This cannot be done in Type C soil, but can otherwise be done alone or in conjunction with sloping. Both sloping and benching are cost-effective because they do not require much additional support or infrastructure. However, for some sites, a deeper intervention is necessary.
A support system made of timber, mechanical parts, or hydraulic systems can help prevent cave-ins by keeping the earth in place and providing an extra layer of protection against potential collapse. Shoring is the process of lining excavation walls with vertical sheeting and then keeping the sheeting in place using cross braces, also called shores.
There is a great variety of ways to accomplish this, including sheet pile, pneumatic shoring, hydraulic shoring, screw jack struts, timber shoring, lagging, and custom engineered systems. A professional engineer or OSHA-Certified Competent Person can ensure that you are using the most efficient and effective system for your needs. Shoring is fairly labor and time-intensive but can give greater peace of mind during extended digs.
Trench shields, also called trench boxes, are an additional layer of protection that can keep workers safe in the event of a cave-in or collapse.
While trench shields don’t provide direct support to trench walls as shoring does, they shield the teams inside them from falling debris and outside issues. Trench shields are a great option for continuous trenching jobs, like laying pipe.
It is very important to follow the manufacturer's guidelines for trench shielding, as not all shielding can be stacked, and any movement or placement should be done carefully, with no one inside and with consideration for spacing.
Use alternative trenching methods
Trenching and excavating are innately dangerous, even when proper safety protocols are put into place. That's why the CDC recommends trying alternative ways of excavating. Here are some common methods to try:
Also known as pipe jacking, pipe ramming is the practice of hammering pipe directly into the ground, as a way of bypassing the process of trenching. While it works as a substitute in many cases, pipe ramming is best for horizontal projects that make use of larger pipes.
Using a boring machine, your team can dig at an angle and create a pilot hole that guides the placement of piping underground, which can help eliminate the danger to your crew that is present with trenching

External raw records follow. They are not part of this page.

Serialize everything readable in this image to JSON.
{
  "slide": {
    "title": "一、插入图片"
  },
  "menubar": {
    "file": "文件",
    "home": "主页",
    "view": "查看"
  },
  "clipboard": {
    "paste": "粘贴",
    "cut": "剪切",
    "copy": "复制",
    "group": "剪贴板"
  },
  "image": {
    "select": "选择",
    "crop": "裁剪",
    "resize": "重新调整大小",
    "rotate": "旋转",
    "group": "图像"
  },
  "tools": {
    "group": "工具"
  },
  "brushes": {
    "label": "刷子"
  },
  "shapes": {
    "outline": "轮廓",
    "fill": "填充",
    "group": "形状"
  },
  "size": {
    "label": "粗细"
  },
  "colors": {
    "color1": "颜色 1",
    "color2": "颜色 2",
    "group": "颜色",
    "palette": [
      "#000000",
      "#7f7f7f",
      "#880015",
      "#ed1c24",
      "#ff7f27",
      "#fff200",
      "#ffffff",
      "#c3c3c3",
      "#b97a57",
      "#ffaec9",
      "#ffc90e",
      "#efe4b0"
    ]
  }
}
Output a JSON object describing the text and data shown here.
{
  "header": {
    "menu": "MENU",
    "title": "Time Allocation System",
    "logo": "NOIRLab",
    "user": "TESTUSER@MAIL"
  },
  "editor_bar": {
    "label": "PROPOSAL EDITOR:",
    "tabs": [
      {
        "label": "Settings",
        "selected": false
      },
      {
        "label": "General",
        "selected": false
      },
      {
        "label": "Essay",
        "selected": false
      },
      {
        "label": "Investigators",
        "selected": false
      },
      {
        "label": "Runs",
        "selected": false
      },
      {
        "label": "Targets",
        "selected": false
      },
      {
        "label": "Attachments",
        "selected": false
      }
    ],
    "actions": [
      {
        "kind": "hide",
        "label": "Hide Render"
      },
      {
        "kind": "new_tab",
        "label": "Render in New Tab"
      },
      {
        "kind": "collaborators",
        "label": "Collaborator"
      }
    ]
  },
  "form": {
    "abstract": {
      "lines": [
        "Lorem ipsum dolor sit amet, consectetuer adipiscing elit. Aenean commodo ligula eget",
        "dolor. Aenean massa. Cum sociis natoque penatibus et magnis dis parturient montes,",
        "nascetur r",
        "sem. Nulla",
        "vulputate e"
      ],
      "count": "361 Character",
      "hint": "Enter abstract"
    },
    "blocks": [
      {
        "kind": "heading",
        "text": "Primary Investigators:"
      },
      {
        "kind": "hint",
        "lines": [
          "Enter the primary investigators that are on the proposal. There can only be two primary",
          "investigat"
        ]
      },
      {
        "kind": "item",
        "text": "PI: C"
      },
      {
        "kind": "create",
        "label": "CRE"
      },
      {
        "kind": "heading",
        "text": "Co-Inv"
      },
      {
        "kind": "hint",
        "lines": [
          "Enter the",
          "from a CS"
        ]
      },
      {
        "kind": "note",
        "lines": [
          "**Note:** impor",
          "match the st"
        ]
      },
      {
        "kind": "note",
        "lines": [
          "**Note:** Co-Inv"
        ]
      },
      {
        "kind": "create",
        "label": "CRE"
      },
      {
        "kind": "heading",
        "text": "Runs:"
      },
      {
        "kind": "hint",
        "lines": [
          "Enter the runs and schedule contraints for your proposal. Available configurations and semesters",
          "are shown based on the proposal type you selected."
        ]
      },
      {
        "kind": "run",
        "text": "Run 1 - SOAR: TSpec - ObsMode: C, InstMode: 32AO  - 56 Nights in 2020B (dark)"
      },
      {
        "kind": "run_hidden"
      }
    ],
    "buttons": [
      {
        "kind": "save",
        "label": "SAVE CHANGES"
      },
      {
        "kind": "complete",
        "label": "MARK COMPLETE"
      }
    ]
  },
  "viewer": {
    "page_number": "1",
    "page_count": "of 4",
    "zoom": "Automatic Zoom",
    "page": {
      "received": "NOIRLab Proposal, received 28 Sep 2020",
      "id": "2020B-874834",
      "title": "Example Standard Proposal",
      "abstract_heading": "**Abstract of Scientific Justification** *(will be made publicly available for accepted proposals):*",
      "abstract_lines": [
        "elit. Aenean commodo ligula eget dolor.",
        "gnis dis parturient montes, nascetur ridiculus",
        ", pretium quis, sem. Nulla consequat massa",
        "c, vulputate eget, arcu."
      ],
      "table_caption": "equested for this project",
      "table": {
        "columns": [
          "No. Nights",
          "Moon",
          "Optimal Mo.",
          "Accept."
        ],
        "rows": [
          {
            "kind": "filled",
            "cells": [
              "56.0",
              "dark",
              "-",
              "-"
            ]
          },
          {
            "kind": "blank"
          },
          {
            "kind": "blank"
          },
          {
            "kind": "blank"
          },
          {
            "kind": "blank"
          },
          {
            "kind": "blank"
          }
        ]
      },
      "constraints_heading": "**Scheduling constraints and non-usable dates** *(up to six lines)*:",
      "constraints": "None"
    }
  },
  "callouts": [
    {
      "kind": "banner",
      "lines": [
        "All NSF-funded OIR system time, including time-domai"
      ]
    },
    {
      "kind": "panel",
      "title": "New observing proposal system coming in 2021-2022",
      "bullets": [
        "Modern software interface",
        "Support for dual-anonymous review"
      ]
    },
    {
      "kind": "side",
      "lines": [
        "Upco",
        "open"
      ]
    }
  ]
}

Similar to pipe ramming, utility tunneling can be done manually and does not disrupt above-ground traffic. Best for colder climates and larger industrial or commercial sites, the practice makes use of a borehole large enough for workers to enter, where linear plates are used to guide the path of your work. While the practice is quicker and easier than trenching, it does need routine follow-up maintenance to stay viable.
Here is our other related content to improve and avoid accidents when excavating:
Follow OSHA trenching and excavation safety practices
Because of its risk, OSHA has strict guidelines for trenching and excavation that your team should be aware of.
Never enter an unprotected trench, and make sure that any trench deeper than 5 feet has a protective system in place unless your work site is made of stable rock. Don't stand near any vehicle being loaded or unloaded, and don't place excavated soil within 2 feet of a trench edge.
Always wear PPE and conduct repeated safety inspections. Make sure that there is an OSHA-certified Competent Person available to address any existing issues and make recommendations for site safety and management.
Be aware of the excavation regulations and guidelines that your site should be following, as well as the protective systems that they are required to put into place. It's important that you know how to protect yourself when on-site and that safety begins with proper training.
A safety consultant can help ensure that you are up-to-date on the safety training that keeps you safe, aware, and OSHA compliant.